                        How do you know?

                        I'm not kidding. I really don't know how you could possibly know that.

                         

                        MTA: I am NOT arguing against her femininity. I don't see any femininity in her. If you walked up to her somewhere and talked to her for a while. Outside of any context, would you think you were talking to a woman? I simply would not. I would think I was talking to a man.

                        He who has the best time wins. Jerry


                        just a simple cat

                          She IS a woman. She is a unique woman, for sure. So unique that she may go down in history as one of the greatest women athletes of all time. You are attempting to use exactly what makes her great as an argument against her femininity.

                           

                          Anyways. I'll stop. My point of view is out there.

                           How do you Know she is a woman?   Because folks who have seen her external secondary sex characteristics pre-puberty, say so?

                           

                          Why not wait for for the hormonal, gynecological, and other tests results?

                           

                           

                            Because she's always been a woman in circumstances that had nothing to do with competitive distance running. The same way I know that you are a woman and that I am a man. The only time her gender was ever in question was when she was competing. And the heat really got hot when she won. Don't you think that's a little suspect?

                             

                            MTA: I find it hilarious that Jpnairn questions how I know she's a woman, but is so sure--more sure than Caster herself!--that she's not a woman.


                            straw man


                              I find it hilarious that Jpnairn questions how I know she's a woman, but is so sure--more sure than Caster herself!--that she's not a woman.

                              You're amused by something I never said, then. I never said Caster Semenya was a man.

                              One neat thing about these discussion groups is that you could actually browse back through this discussion and try to find some place where I said that she was a man or a woman.

                               

                              I did say, "Just looking, I say she's a man, baby!" meaning only that she looks like a man.

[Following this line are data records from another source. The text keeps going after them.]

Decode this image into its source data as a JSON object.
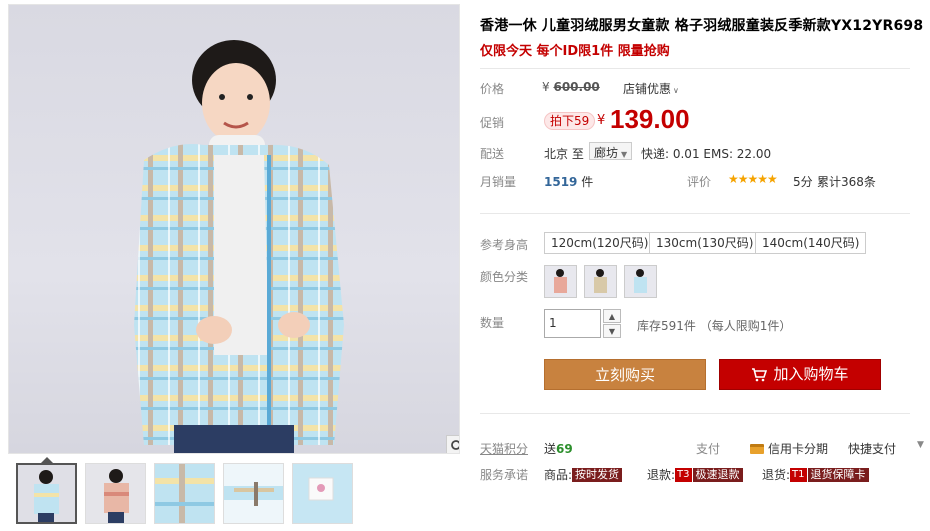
{
  "product": {
    "title": "香港一休 儿童羽绒服男女童款 格子羽绒服童装反季新款YX12YR698",
    "subtitle": "仅限今天 每个ID限1件 限量抢购"
  },
  "price": {
    "label": "价格",
    "currency": "¥",
    "original": "600.00",
    "shop_discount": "店铺优惠"
  },
  "promo": {
    "label": "促销",
    "badge": "拍下59",
    "currency": "¥",
    "price": "139.00"
  },
  "shipping": {
    "label": "配送",
    "from": "北京 至",
    "to": "廊坊",
    "cost": "快递: 0.01 EMS: 22.00"
  },
  "sales": {
    "label": "月销量",
    "count": "1519",
    "unit": "件"
  },
  "rating": {
    "label": "评价",
    "stars": "★★★★★",
    "score": "5分",
    "count": "累计368条"
  },
  "size": {
    "label": "参考身高",
    "options": [
      "120cm(120尺码)",
      "130cm(130尺码)",
      "140cm(140尺码)"
    ]
  },
  "color": {
    "label": "颜色分类"
  },
  "quantity": {
    "label": "数量",
    "value": "1",
    "stock": "库存591件 （每人限购1件）"
  },
  "actions": {
    "buy_now": "立刻购买",
    "add_to_cart": "加入购物车"
  },
  "tmall": {
    "points_label": "天猫积分",
    "points_prefix": "送",
    "points": "69",
    "pay_label": "支付",
    "credit": "信用卡分期",
    "quick_pay": "快捷支付"
  },
  "service": {
    "label": "服务承诺",
    "goods_label": "商品:",
    "goods_text": "按时发货",
    "refund_label": "退款:",
    "refund_tag": "T3",
    "refund_text": "极速退款",
    "return_label": "退货:",
    "return_tag": "T1",
    "return_text": "退货保障卡"
  },
  "colors": {
    "accent_red": "#c40000",
    "buy_orange": "#c8823f",
    "points_green": "#2c8f2c"
  }
}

I haven't seen anyone, including you, say that she looks like a woman, or even that she doesn't look like a man.

                              He who has the best time wins. Jerry

                              xor


                                "I never said Caster Semenya was a man."

                                 

                                "I say she's a man, baby!"

                                 

                                 

                                Apologies for the confusion then.